Macrophages are white blood cells that perform several crucial activities in the immune system. Although the usual function of macrophages is thought to be to promote non-specific, innate immunity, they also help to begin specific defense processes. These cells are vital to the inflammatory response, and can be induced to pursue single targets, such as tumor cells.
In the absence of foreign organisms like bacteria and viruses, one function of macrophages is to devour debris and dead tissue. Macrophages accomplish this task in the same way that they destroy foreign invaders, with a process called phagocytosis. During this process, the macrophage extends pseudopods to grab the object or organism, surrounds it, and takes it into its body inside of a vesicle. A structure called a lysosome then fuses to the vesicle, and destroys the object with enzymes and toxic chemicals.
After phagocytosis has been performed, another function becomes apparent. Molecules on the invader's surface that can be recognized by immune cells, known as antigens, are taken by the macrophage, and bound to a nearby helper T cell in a process known as "presentation." By binding the antigen to a specialized molecule on its own surface, the macrophage ensures that other white blood cells won't mistake it for an invader. If the helper T cell finds a matching antigen to the one it was presented by the macrophage, it will initiate an immune response.
Macrophages are also involved in specific immune responses when recruited by T cells. This macrophage function requires that the T cells release compounds known as lymphokines in response to tumor cells or infected somatic cells. These compounds bind the lymphokine receptors on the macrophage's surface, and activate the macrophage to attack nearby cells.
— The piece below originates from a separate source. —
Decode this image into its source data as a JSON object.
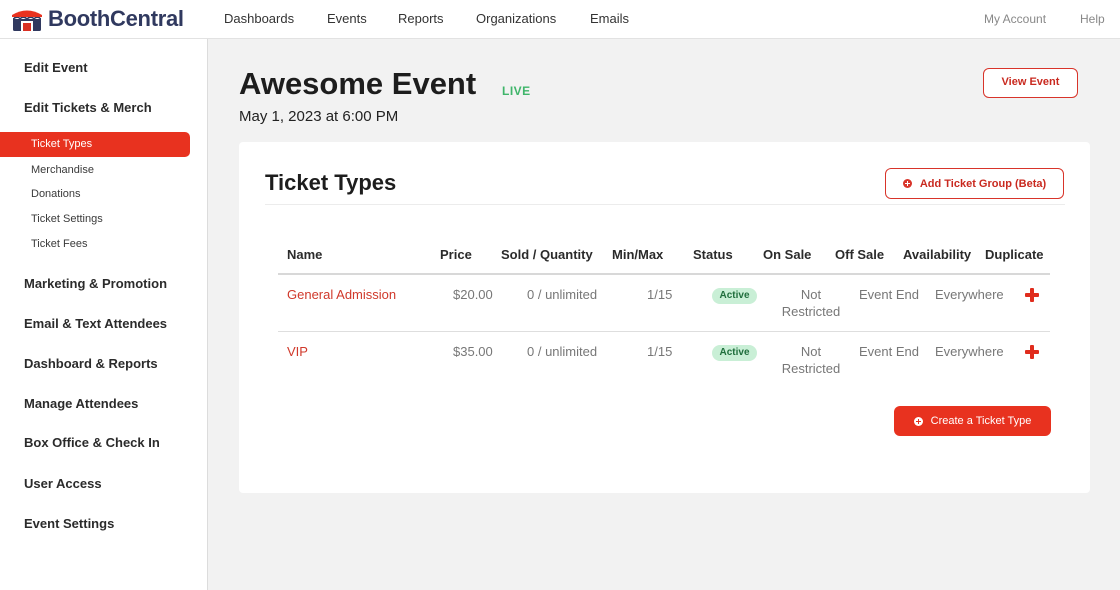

Another function of macrophages involves the inflammatory response. After tissue has been injured, macrophages in the area will release chemicals that promote blood flow to the region and cause inflammation. The inflammation, although painful, is necessary to ensure that other macrophages and immune cells can arrive to attack potential invaders and clear away dead cells.
Following an injury, a second wave of macrophages arrive about 48 hours later, that are not involved in phagocytosis or inflammation. These macrophages instead release a factor to promote tissue growth, repair, and differentiation in order to help recover from injury-related damage. The exact composition of this factor is not yet known, but tissue injured when deprived of macrophages tends to heal more slowly, providing evidence for its existence.